»»
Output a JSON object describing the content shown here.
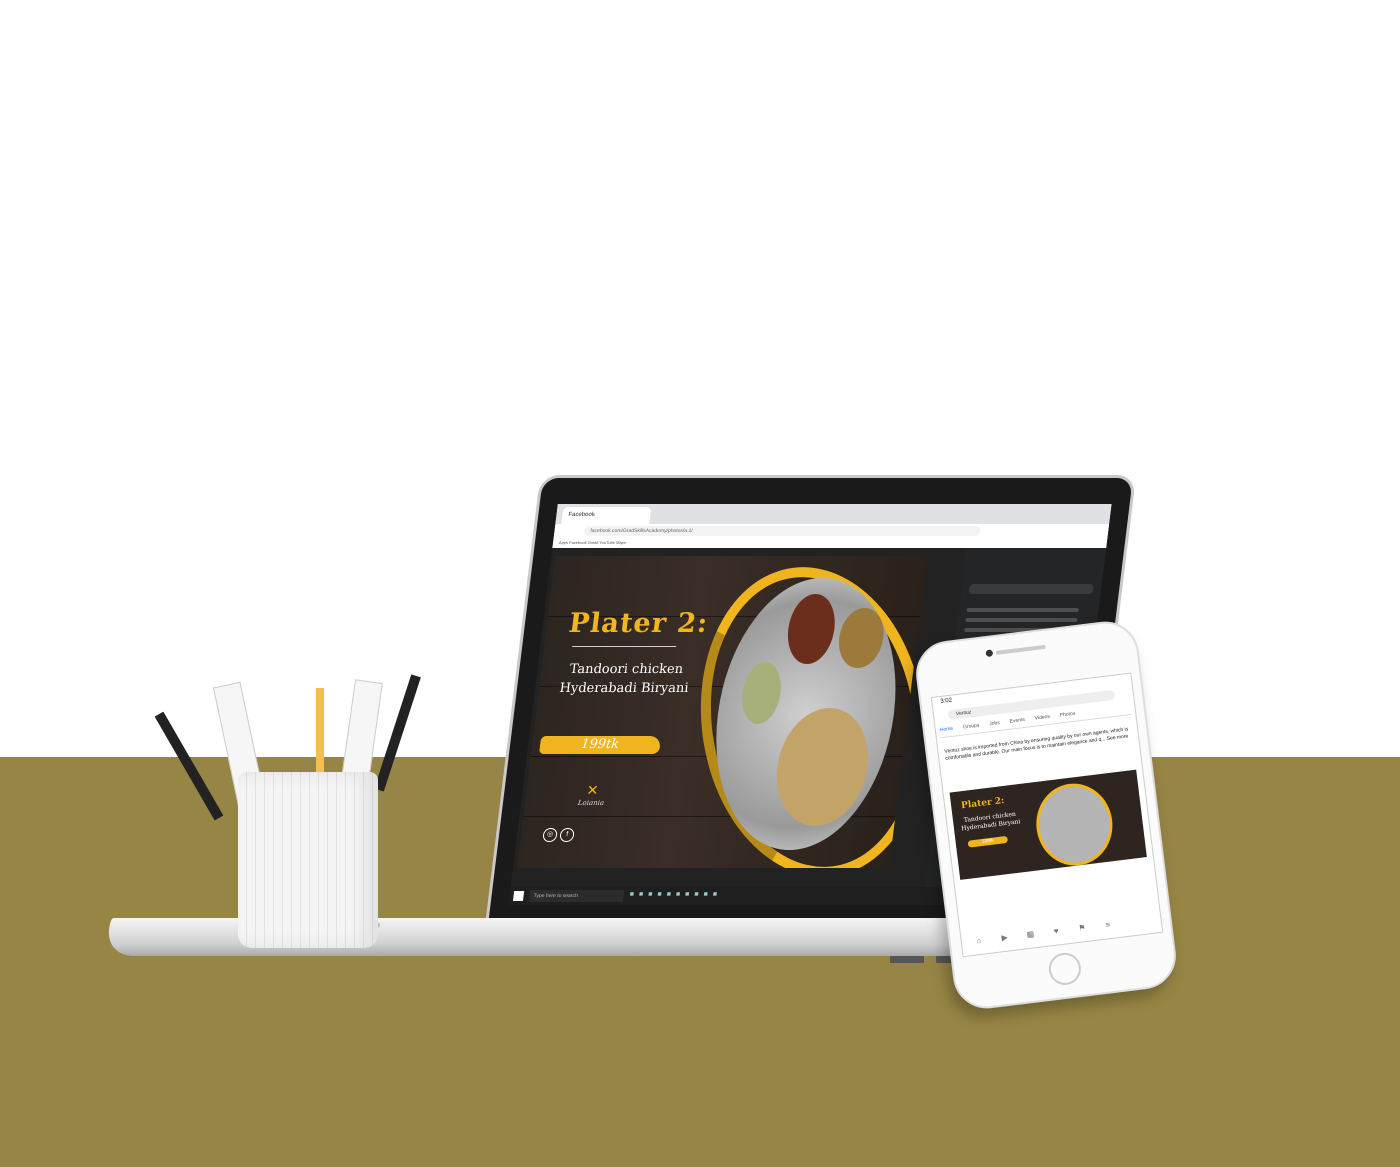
{
  "browser": {
    "tab_label": "Facebook",
    "address": "facebook.com/GradSkillsAcademy/photos/a.1/",
    "bookmarks": "Apps   Facebook   Gmail   YouTube   Maps"
  },
  "banner": {
    "title": "Plater 2:",
    "dish_line1": "Tandoori chicken",
    "dish_line2": "Hyderabadi Biryani",
    "price": "199tk",
    "logo_text": "Loiania",
    "social_instagram": "◎",
    "social_facebook": "f"
  },
  "taskbar": {
    "search_placeholder": "Type here to search"
  },
  "phone": {
    "time": "3:02",
    "search_value": "Ventuz",
    "tabs": [
      "Home",
      "Groups",
      "Jobs",
      "Events",
      "Videos",
      "Photos"
    ],
    "post_text": "Ventuz shoe is imported from China by ensuring quality by our own agents, which is comfortable and durable. Our main focus is to maintain elegance and q... See more",
    "banner_title": "Plater 2:",
    "banner_dish_line1": "Tandoori chicken",
    "banner_dish_line2": "Hyderabadi Biryani",
    "banner_price": "199tk",
    "nav_icons": [
      "⌂",
      "▶",
      "▦",
      "♥",
      "⚑",
      "≡"
    ]
  },
  "colors": {
    "table": "#968544",
    "accent_gold": "#f0b51e",
    "wood": "#2d2520"
  }
}
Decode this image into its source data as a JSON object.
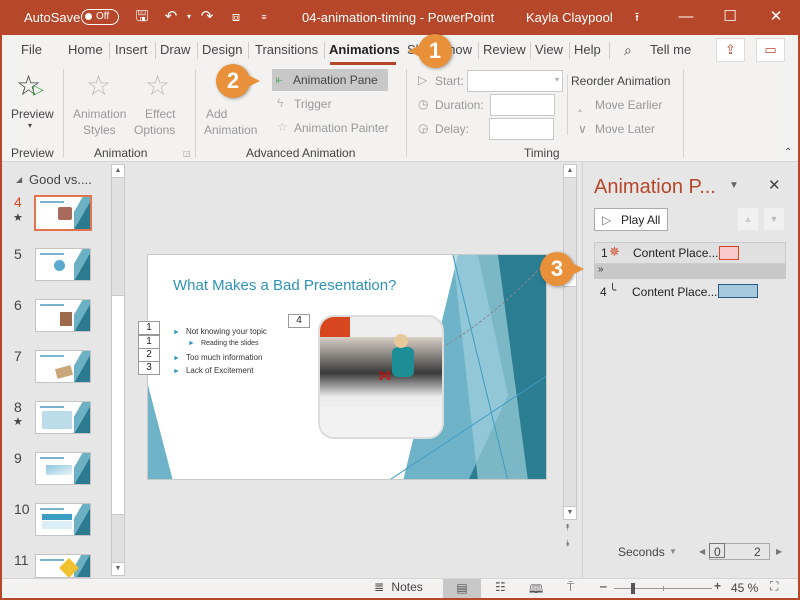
{
  "titlebar": {
    "autosave_label": "AutoSave",
    "autosave_state": "Off",
    "document_title": "04-animation-timing  -  PowerPoint",
    "user_name": "Kayla Claypool",
    "icons": [
      "save-icon",
      "undo-icon",
      "redo-icon",
      "start-slideshow-icon",
      "customize-qat-icon",
      "ribbon-display-options-icon",
      "minimize-icon",
      "maximize-icon",
      "close-icon"
    ]
  },
  "tabs": {
    "items": [
      "File",
      "Home",
      "Insert",
      "Draw",
      "Design",
      "Transitions",
      "Animations",
      "Slide Show",
      "Review",
      "View",
      "Help"
    ],
    "active": "Animations",
    "tell_me": "Tell me"
  },
  "ribbon": {
    "preview": {
      "label": "Preview",
      "group": "Preview"
    },
    "animation_group": {
      "styles": "Animation Styles",
      "styles_line1": "Animation",
      "styles_line2": "Styles",
      "effect_line1": "Effect",
      "effect_line2": "Options",
      "group": "Animation"
    },
    "advanced": {
      "add_line1": "Add",
      "add_line2": "Animation",
      "animation_pane": "Animation Pane",
      "trigger": "Trigger",
      "painter": "Animation Painter",
      "group": "Advanced Animation"
    },
    "timing": {
      "start": "Start:",
      "duration": "Duration:",
      "delay": "Delay:",
      "start_value": "",
      "duration_value": "",
      "delay_value": "",
      "group": "Timing"
    },
    "reorder": {
      "title": "Reorder Animation",
      "earlier": "Move Earlier",
      "later": "Move Later"
    }
  },
  "thumbnails": {
    "section": "Good vs....",
    "slides": [
      {
        "num": "4",
        "star": true,
        "selected": true
      },
      {
        "num": "5",
        "star": false,
        "selected": false
      },
      {
        "num": "6",
        "star": false,
        "selected": false
      },
      {
        "num": "7",
        "star": false,
        "selected": false
      },
      {
        "num": "8",
        "star": true,
        "selected": false
      },
      {
        "num": "9",
        "star": false,
        "selected": false
      },
      {
        "num": "10",
        "star": false,
        "selected": false
      },
      {
        "num": "11",
        "star": false,
        "selected": false
      }
    ]
  },
  "slide": {
    "title": "What Makes a Bad Presentation?",
    "bullets": [
      {
        "tag": "1",
        "text": "Not knowing your topic",
        "level": 1
      },
      {
        "tag": "1",
        "text": "Reading the slides",
        "level": 2
      },
      {
        "tag": "2",
        "text": "Too much information",
        "level": 1
      },
      {
        "tag": "3",
        "text": "Lack of Excitement",
        "level": 1
      }
    ],
    "picture_tag": "4"
  },
  "animation_pane": {
    "title": "Animation P...",
    "play_all": "Play All",
    "items": [
      {
        "order": "1",
        "label": "Content Place...",
        "color": "#f9c8c8",
        "border": "#d24726"
      },
      {
        "order": "4",
        "label": "Content Place...",
        "color": "#a7c9df",
        "border": "#2b5b83"
      }
    ],
    "seconds_label": "Seconds",
    "timeline_start": "0",
    "timeline_end": "2"
  },
  "statusbar": {
    "notes": "Notes",
    "zoom": "45 %",
    "zoom_level_percent": 45
  },
  "callouts": [
    "1",
    "2",
    "3"
  ],
  "colors": {
    "accent": "#b7472a",
    "callout": "#e8913a",
    "slide_title": "#2e93b8"
  }
}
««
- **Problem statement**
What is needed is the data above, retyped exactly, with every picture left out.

- **Completed task**
Output a JSON object describing the content shown here.
{
  "browser": {
    "tab_label": "Facebook",
    "address": "facebook.com/GradSkillsAcademy/photos/a.1/",
    "bookmarks": "Apps   Facebook   Gmail   YouTube   Maps"
  },
  "banner": {
    "title": "Plater 2:",
    "dish_line1": "Tandoori chicken",
    "dish_line2": "Hyderabadi Biryani",
    "price": "199tk",
    "logo_text": "Loiania",
    "social_instagram": "◎",
    "social_facebook": "f"
  },
  "taskbar": {
    "search_placeholder": "Type here to search"
  },
  "phone": {
    "time": "3:02",
    "search_value": "Ventuz",
    "tabs": [
      "Home",
      "Groups",
      "Jobs",
      "Events",
      "Videos",
      "Photos"
    ],
    "post_text": "Ventuz shoe is imported from China by ensuring quality by our own agents, which is comfortable and durable. Our main focus is to maintain elegance and q... See more",
    "banner_title": "Plater 2:",
    "banner_dish_line1": "Tandoori chicken",
    "banner_dish_line2": "Hyderabadi Biryani",
    "banner_price": "199tk",
    "nav_icons": [
      "⌂",
      "▶",
      "▦",
      "♥",
      "⚑",
      "≡"
    ]
  },
  "colors": {
    "table": "#968544",
    "accent_gold": "#f0b51e",
    "wood": "#2d2520"
  }
}
Decode this image into its source data as a JSON object.
{
  "titlebar": {
    "autosave_label": "AutoSave",
    "autosave_state": "Off",
    "document_title": "04-animation-timing  -  PowerPoint",
    "user_name": "Kayla Claypool",
    "icons": [
      "save-icon",
      "undo-icon",
      "redo-icon",
      "start-slideshow-icon",
      "customize-qat-icon",
      "ribbon-display-options-icon",
      "minimize-icon",
      "maximize-icon",
      "close-icon"
    ]
  },
  "tabs": {
    "items": [
      "File",
      "Home",
      "Insert",
      "Draw",
      "Design",
      "Transitions",
      "Animations",
      "Slide Show",
      "Review",
      "View",
      "Help"
    ],
    "active": "Animations",
    "tell_me": "Tell me"
  },
  "ribbon": {
    "preview": {
      "label": "Preview",
      "group": "Preview"
    },
    "animation_group": {
      "styles": "Animation Styles",
      "styles_line1": "Animation",
      "styles_line2": "Styles",
      "effect_line1": "Effect",
      "effect_line2": "Options",
      "group": "Animation"
    },
    "advanced": {
      "add_line1": "Add",
      "add_line2": "Animation",
      "animation_pane": "Animation Pane",
      "trigger": "Trigger",
      "painter": "Animation Painter",
      "group": "Advanced Animation"
    },
    "timing": {
      "start": "Start:",
      "duration": "Duration:",
      "delay": "Delay:",
      "start_value": "",
      "duration_value": "",
      "delay_value": "",
      "group": "Timing"
    },
    "reorder": {
      "title": "Reorder Animation",
      "earlier": "Move Earlier",
      "later": "Move Later"
    }
  },
  "thumbnails": {
    "section": "Good vs....",
    "slides": [
      {
        "num": "4",
        "star": true,
        "selected": true
      },
      {
        "num": "5",
        "star": false,
        "selected": false
      },
      {
        "num": "6",
        "star": false,
        "selected": false
      },
      {
        "num": "7",
        "star": false,
        "selected": false
      },
      {
        "num": "8",
        "star": true,
        "selected": false
      },
      {
        "num": "9",
        "star": false,
        "selected": false
      },
      {
        "num": "10",
        "star": false,
        "selected": false
      },
      {
        "num": "11",
        "star": false,
        "selected": false
      }
    ]
  },
  "slide": {
    "title": "What Makes a Bad Presentation?",
    "bullets": [
      {
        "tag": "1",
        "text": "Not knowing your topic",
        "level": 1
      },
      {
        "tag": "1",
        "text": "Reading the slides",
        "level": 2
      },
      {
        "tag": "2",
        "text": "Too much information",
        "level": 1
      },
      {
        "tag": "3",
        "text": "Lack of Excitement",
        "level": 1
      }
    ],
    "picture_tag": "4"
  },
  "animation_pane": {
    "title": "Animation P...",
    "play_all": "Play All",
    "items": [
      {
        "order": "1",
        "label": "Content Place...",
        "color": "#f9c8c8",
        "border": "#d24726"
      },
      {
        "order": "4",
        "label": "Content Place...",
        "color": "#a7c9df",
        "border": "#2b5b83"
      }
    ],
    "seconds_label": "Seconds",
    "timeline_start": "0",
    "timeline_end": "2"
  },
  "statusbar": {
    "notes": "Notes",
    "zoom": "45 %",
    "zoom_level_percent": 45
  },
  "callouts": [
    "1",
    "2",
    "3"
  ],
  "colors": {
    "accent": "#b7472a",
    "callout": "#e8913a",
    "slide_title": "#2e93b8"
  }
}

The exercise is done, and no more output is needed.